Exercise input below:

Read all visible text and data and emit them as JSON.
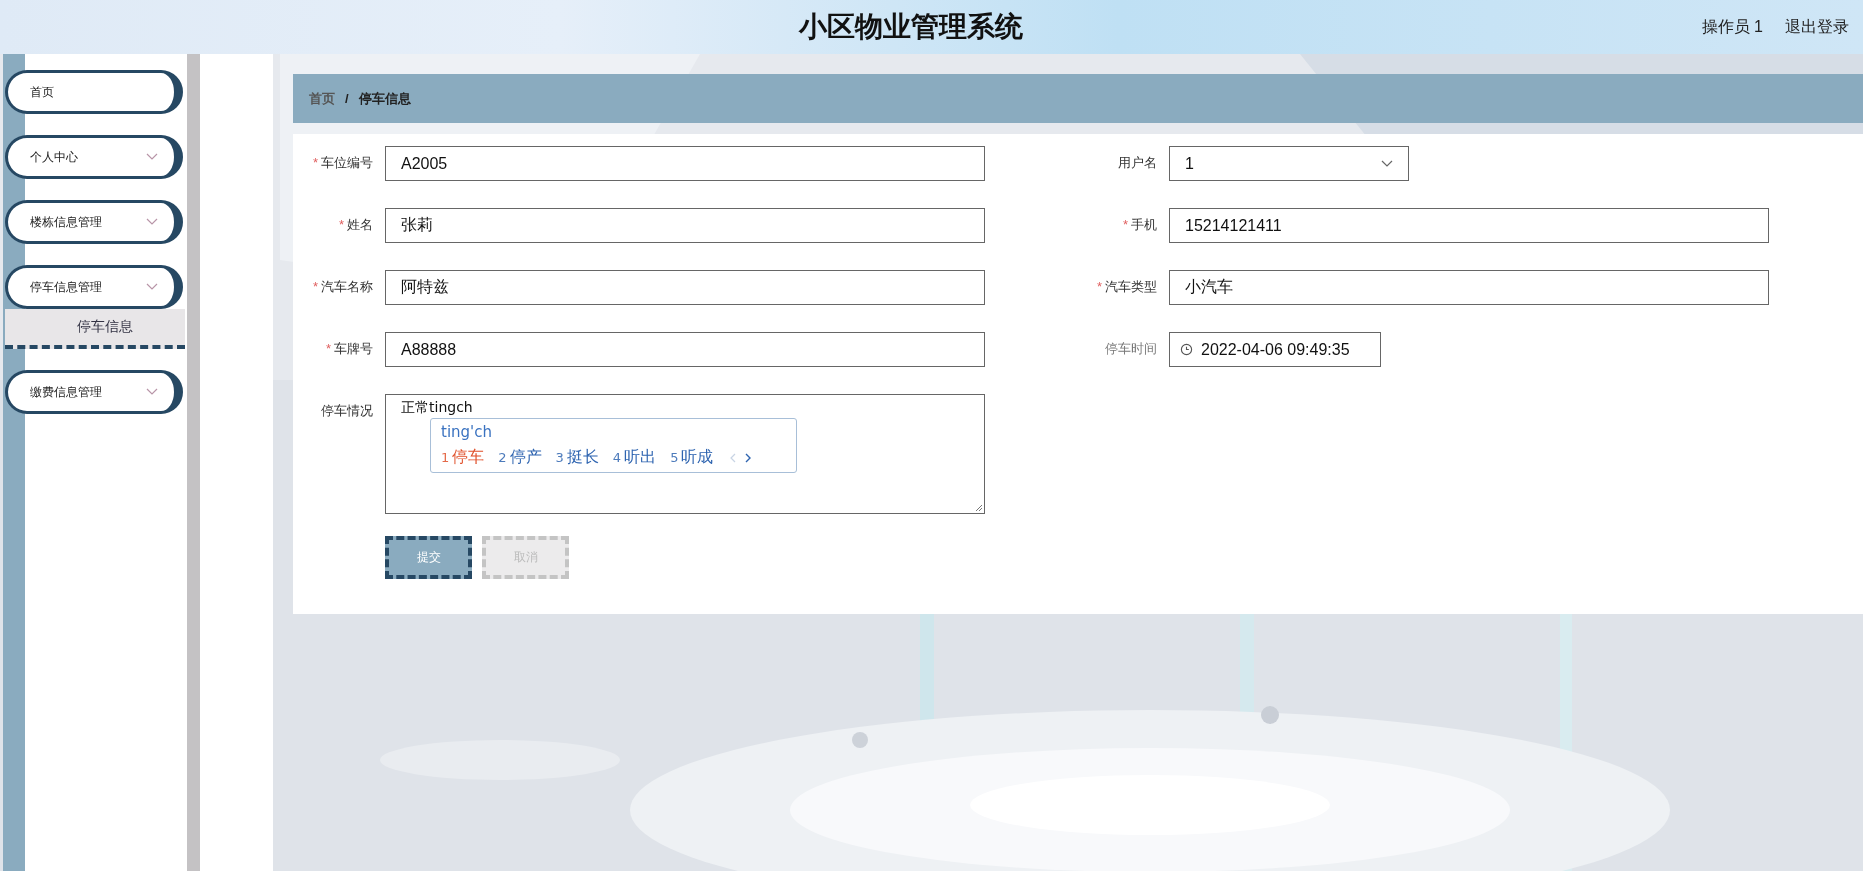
{
  "header": {
    "title": "小区物业管理系统",
    "user": "操作员 1",
    "logout": "退出登录"
  },
  "sidebar": {
    "items": [
      {
        "label": "首页",
        "kind": "link"
      },
      {
        "label": "个人中心",
        "kind": "submenu"
      },
      {
        "label": "楼栋信息管理",
        "kind": "submenu"
      },
      {
        "label": "停车信息管理",
        "kind": "submenu",
        "children": [
          {
            "label": "停车信息",
            "selected": true
          }
        ]
      },
      {
        "label": "缴费信息管理",
        "kind": "submenu"
      }
    ]
  },
  "breadcrumb": {
    "items": [
      "首页",
      "停车信息"
    ],
    "separator": "/"
  },
  "form": {
    "rows": [
      {
        "fields": [
          {
            "label": "车位编号",
            "required_mark": "*",
            "kind": "text",
            "value": "A2005"
          },
          {
            "label": "用户名",
            "kind": "select",
            "value": "1"
          }
        ]
      },
      {
        "fields": [
          {
            "label": "姓名",
            "required_mark": "*",
            "kind": "text",
            "value": "张莉"
          },
          {
            "label": "手机",
            "required_mark": "*",
            "kind": "text",
            "value": "15214121411"
          }
        ]
      },
      {
        "fields": [
          {
            "label": "汽车名称",
            "required_mark": "*",
            "kind": "text",
            "value": "阿特兹"
          },
          {
            "label": "汽车类型",
            "required_mark": "*",
            "kind": "text",
            "value": "小汽车"
          }
        ]
      },
      {
        "fields": [
          {
            "label": "车牌号",
            "required_mark": "*",
            "kind": "text",
            "value": "A88888"
          },
          {
            "label": "停车时间",
            "kind": "datetime",
            "value": "2022-04-06 09:49:35"
          }
        ]
      },
      {
        "fields": [
          {
            "label": "停车情况",
            "kind": "textarea",
            "value": "正常tingch"
          }
        ]
      }
    ],
    "buttons": [
      {
        "label": "提交",
        "kind": "primary"
      },
      {
        "label": "取消",
        "kind": "secondary"
      }
    ]
  },
  "ime": {
    "composition": "ting'ch",
    "candidates": [
      {
        "index": "1",
        "text": "停车",
        "selected": true
      },
      {
        "index": "2",
        "text": "停产",
        "selected": false
      },
      {
        "index": "3",
        "text": "挺长",
        "selected": false
      },
      {
        "index": "4",
        "text": "听出",
        "selected": false
      },
      {
        "index": "5",
        "text": "听成",
        "selected": false
      }
    ]
  }
}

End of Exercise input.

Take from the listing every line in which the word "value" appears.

            "value": "A2005"
            "value": "1"
            "value": "张莉"
            "value": "15214121411"
            "value": "阿特兹"
            "value": "小汽车"
            "value": "A88888"
            "value": "2022-04-06 09:49:35"
            "value": "正常tingch"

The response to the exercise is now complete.